“I wish the U.S. Department of Labor could issue more workplace regulations before Inauguration Day,”

– said no employer anywhere ever.

Questions about the new overtime regulations aside, there might just be another DOL initiative that falls by the wayside before it even began.

You may remember the DOL celebrating Memorial Day back in 2015 by issuing its then-Spring regulatory agenda, which included RIN number 1235-AA12 entitled “Hours Worked Under the Fair Labor Standards Act.” That agenda item was not the publication of a new rule, but rather an announcement that the DOL intended to publish a request for information in August 2015 to determine whether the creation of a new rule would be appropriate and necessary. Specifically, the DOL described that agenda initiative as follows:

“The Department is seeking information from stakeholders on the use of technology, including portable electronic devices, by employees away from the workplace and outside of scheduled work hours outside of scheduled work[.]”

To be fair, one of the biggest employer pitfalls that employment attorneys regularly discuss is the failure to pay for all hours worked by an employee when (1) the employee is performing work after hours and off premises using social media or some smartphone device, and (2) the employer does not necessarily know about that work because it is being performed after hours and off premises. This age of technology has, in many cases, created the 24/7 work day and the virtual “office” that is no longer constrained by the walls and ceilings of the company’s physical office building.

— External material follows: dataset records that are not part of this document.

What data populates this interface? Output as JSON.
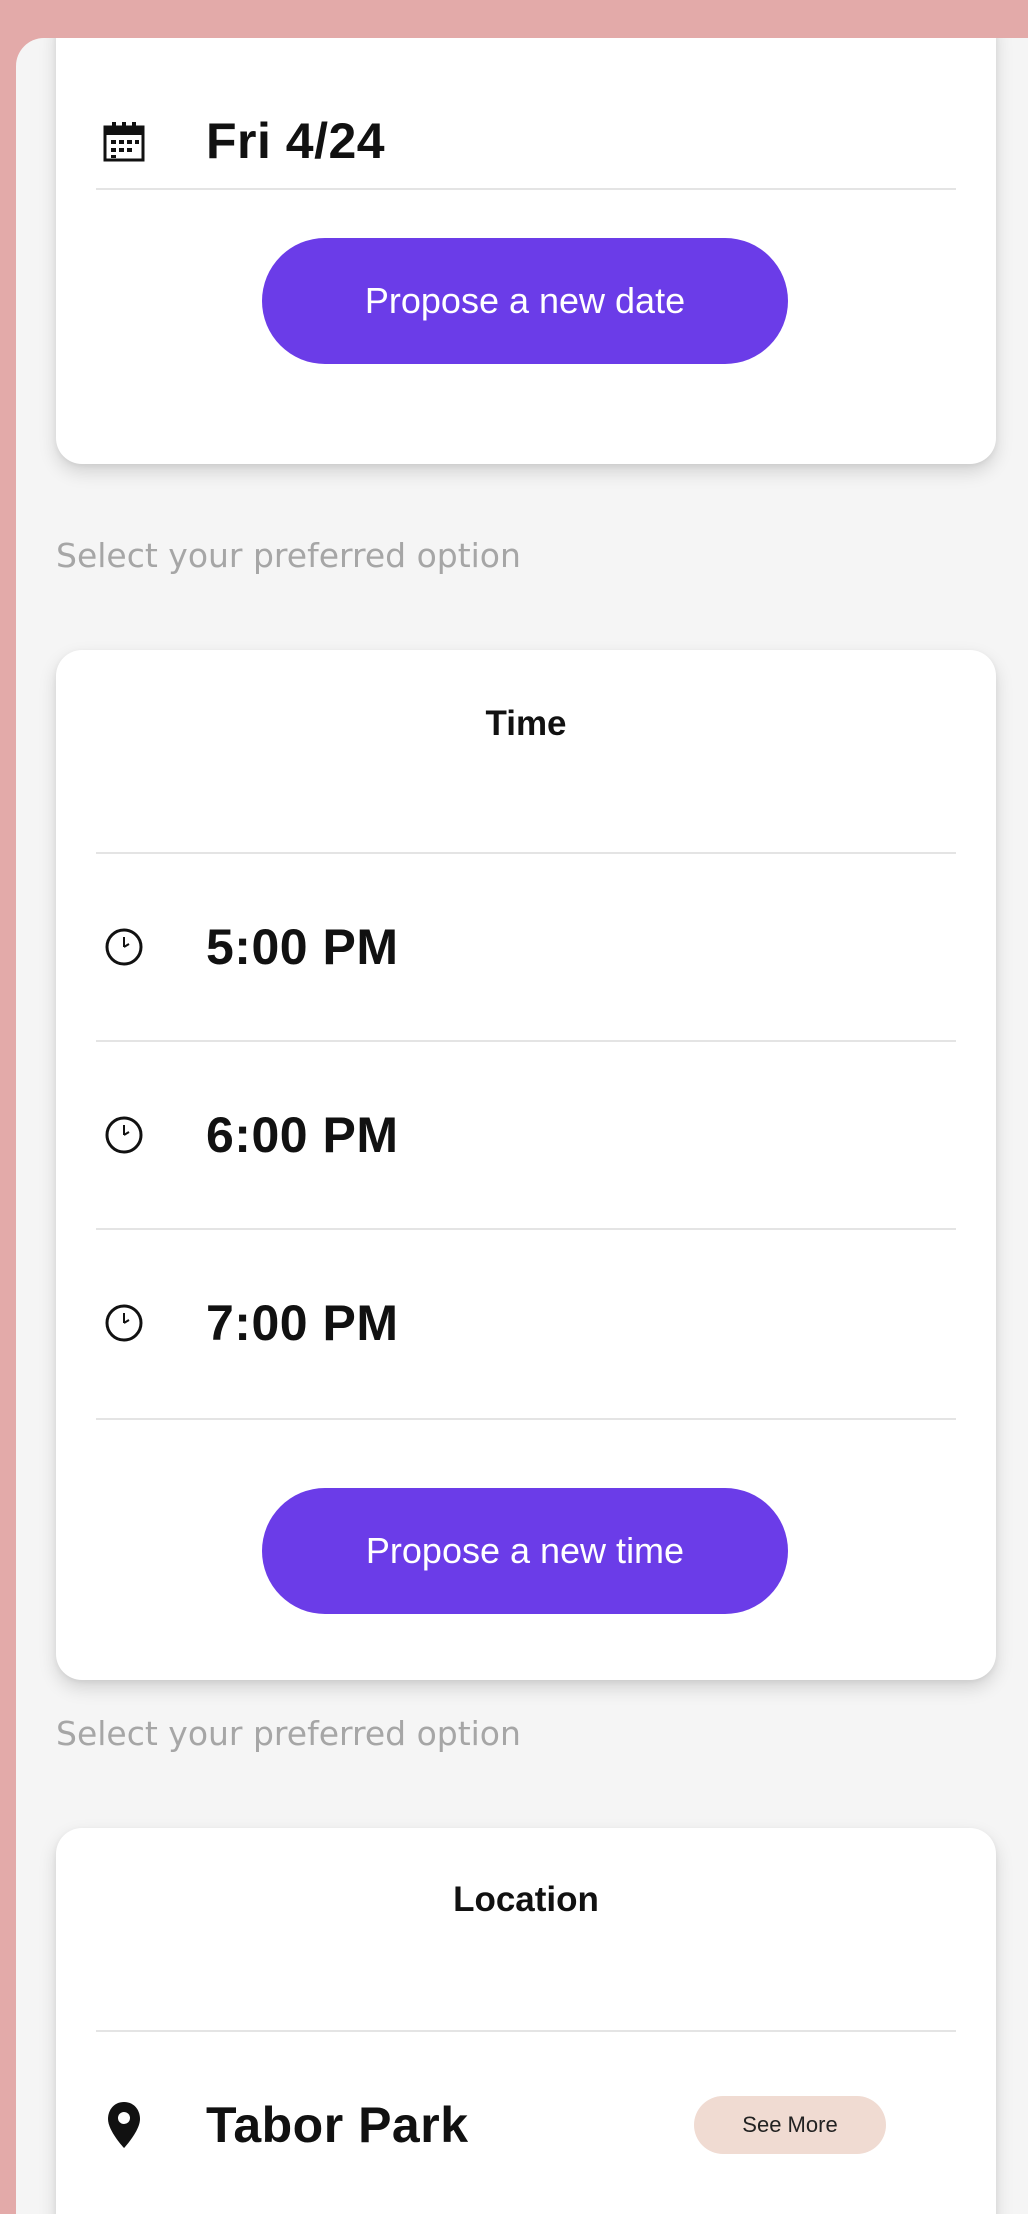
{
  "colors": {
    "background": "#e3aaa9",
    "screen": "#f5f5f5",
    "accent": "#6b3ce8",
    "see_more_bg": "#f0dbd2",
    "hint_text": "#a6a6a6"
  },
  "date_card": {
    "icon": "calendar-icon",
    "date": "Fri 4/24",
    "propose_button": "Propose a new date"
  },
  "time_hint": "Select your preferred option",
  "time_card": {
    "title": "Time",
    "icon": "clock-icon",
    "options": [
      "5:00 PM",
      "6:00 PM",
      "7:00 PM"
    ],
    "propose_button": "Propose a new time"
  },
  "location_hint": "Select your preferred option",
  "location_card": {
    "title": "Location",
    "icon": "map-pin-icon",
    "options": [
      {
        "name": "Tabor Park",
        "see_more": "See More"
      }
    ]
  }
}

Take, for example, the supervisor who sends work-related e-mails to one of her subordinate employees, and then that employee decides to look at and respond to the e-mails from her stadium seat at halftime of a Dallas Cowboys football game on a Sunday night. Or, consider the vacationing employee having drinks in a sun-drenched Cancun palapa, who receives a call from his manager asking him to quickly promote a sale on his Facebook page. Is all or any of that “work” that must be recorded and compensated?

The DOL’s concern has been two-fold: First, making sure that employees are properly compensated for work performed. Second, and perhaps not as obvious, but gleaned more from other agency action, trying to reduce employer encroachment on employees’ personal time, sick leave and family time off. In other words, this initiative is part of others that attempt to regulate work/life balance issues. Some work-related assistance may be reasonable or even necessary during certain types of leave, though other requests may be more intrusive when the leave involves certain physical or mental conditions.

Since 2015, the DOL apparently has had bigger regulatory fish to fry, and never actually sent out its request for information. Yet, the initiative has been included in each of its regulatory agenda since. However, in its most recent semiannual regulatory agenda, the DOL just moved the initiative to a longer-term agenda, meaning that it’s not expected to be released before the end of this year. That also means: (1) it’s not likely to happen before the Trump Administration’s DOL takes office; and (2) it, therefore, may not happen ever (well, at least for the next 4 or 8 years).

Employer Take Away: What should you as an employer take away from this development?

Whether or not the government ultimately forces action on the issue, employers should still focus on technology and employee activity by also taking inventory of certain practices and policies before any further DOL action is taken. A few thoughts for consumption:

  1. Make sure your policies (and practices) regarding working time, overtime, and the recording of hours worked are effective, accurate, and updated to reflect today’s realities and the realities of your employees’ positions.
  2. It is not sufficient simply to have a written policy that admonishes after-hours and off-site work when it is nothing more than a “wink-wink” policy that is not implemented in practice by direct supervisors and managers. E-mail and technology curfews, and other policies and practices less formal, must be cultural and emanate from the company’s c-suite all the way down.
  3. While it is perfectly acceptable to implement policies addressing the boundaries of work time and the need for approval to work overtime, it is less wise to discipline violations of such policies through wage or salary deductions than through the normal channels of performance discipline, even up to and including the termination of employment.
  4. Develop a strategy and practice regarding the common practice of “working through lunch.” No one wants to be George Orwellian to an extreme in the workplace, yet well-intentioned practices can come back to haunt you if the waiver of a lunch break is prohibited in your jurisdiction, or if your employee comes back years later and argues that he or she was really working through lunch and was not compensated.
  5. Give serious thought to whether it makes sense to limit the number of employees (and positions) who have company-issued smartphones or can have access to the company’s e-mails and systems from outside of the office. Perhaps there is a benefit to giving such devices and access only to those truly exempt employees, for whom you have fewer recordkeeping obligations when it comes to hours worked. That also assumes the company has properly classified its exempt employees. Oh, how this all interconnects.